Japan. This scarab is known from the four major islands of Japan: Kysushu, Shikoku, Honshu, and Hokkaido (Kobayashi and Matsumoto, 2011).

Plant host(s)

This species' hosts are poorly described in English language publications. Adults are folivores and are active at night (Fujiyama et al., 1979). Recorded larval hosts include sugarcane (Saccharum officinarum) (Mitsuhashi et al., 2014), beans (Bhuiyan and Nishigaki, 1996), turf grass (Suzuki et al., 1994), sweet potato (Ipomoea batatas) (Suzuki et al., 1994), and peanuts (Arachis hypogaea) (Kato et al., 1980).

Life history

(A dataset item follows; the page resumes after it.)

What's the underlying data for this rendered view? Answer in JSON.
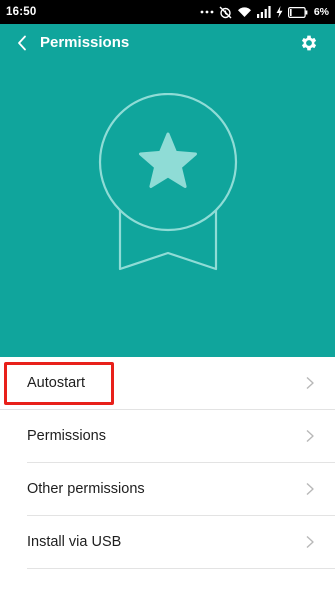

(Fujiyama et al., 1979): Adults are active June through September (Kobayashi and Matsumoto, 2011), with a single generation per year. Eggs are laid in August and September with larvae emerging shortly thereafter. Larvae require one or two years to develop, depending on soil temperature and larval densities. Larvae overwinter as first or second instars, but first instars suffer high winter mortality, despite burrowing deep into soil. Interestingly, some larvae that survive the winter estivate through the summer and emerge as adults two years after the egg stage. Larvae feed on the roots of a number of plant species, while adults are nocturnal folivores.

Pest potential

Significant. In Japan, larvae of this scarab are important insect pests (Bhuiyan and Nishigaki, 1996), feeding on the roots of a number of important agricultural and horticultural plant species.

Status in Hawaii

Recorded, not established. This species has been found on Oahu in quarantine, when a single dead specimen was found on a plane flying from Japan to Honolulu in 1953 (Maehler, 1953).

Status in Guam

Not established or recorded. This species has not been recorded from Guam.

Potential distribution and dispersal pathway

This species is attracted to lights at night, and it is likely that it would be attracted to well-lit ports and airports. Indeed, in 1967-68, a specimen was intercepted aboard an aircraft flying to California from Japan (USDA, 1969). Further, it is possible that larvae or eggs could be transported in shipments of commercial turf.

Similar species

Anomala cuprea is one of five Anomala species recorded from Hawaii and Guam along with Anomala orientalis, Anomala sulcatula, Anomala viridana, and Anomala albopilosa. It is separated from the other species by examination of the bifurcate male front claw (strongly sinuous in A. cuprea versus weakly sinuous in A. albopilosa and curved but non-sinuous in A. orientalis and A. sulcatula), male hind tibia (A. cuprea not greatly dilated at the middle on the inner margin versus inner margin greatly dilated at the middle in A. sulcatula), and total body length (A. cuprea is 17.0–26.0 mm [0.67–1.02 in] versus size less than 13.0 mm [0.51 in] in A. orientalis).

Other names (synonyms)

Euchlora cuprea Hope

Report your observation

In Hawaii, this species represents a new invasive species. Prevent the spread of this species by reporting your observation at our iNaturalist project.

Anomala cuprea female; photo by E.L. Engasser

Anomala cuprea female; photo by E.L. Engasser

Anomala cuprea female; photo by E.L. Engasser

Anomala cuprea female; photo by E.L. Engasser

Anomala cuprea male foretibia; photo by E.L. Engasser

Anomala cuprea male foretibia; photo by E.L. Engasser

Anomala cuprea male foreclaw; photo by E.L. Engasser

Anomala cuprea male foreclaw; photo by E.L. Engasser

Anomala cuprea female foretibia; photo by E.L. Engasser

Anomala cuprea female foretibia; photo by E.L. Engasser

Anomala cuprea male genitalia, dorsal view; photo by E.L. Engasser

Anomala cuprea male genitalia, dorsal view; photo by E.L. Engasser

Anomala cuprea male genitalia, lateral view; photo by E.L. Engasser

Anomala cuprea male genitalia, lateral view; photo by E.L. Engasser

distribution map for Anomala cuprea

distribution map for Anomala cuprea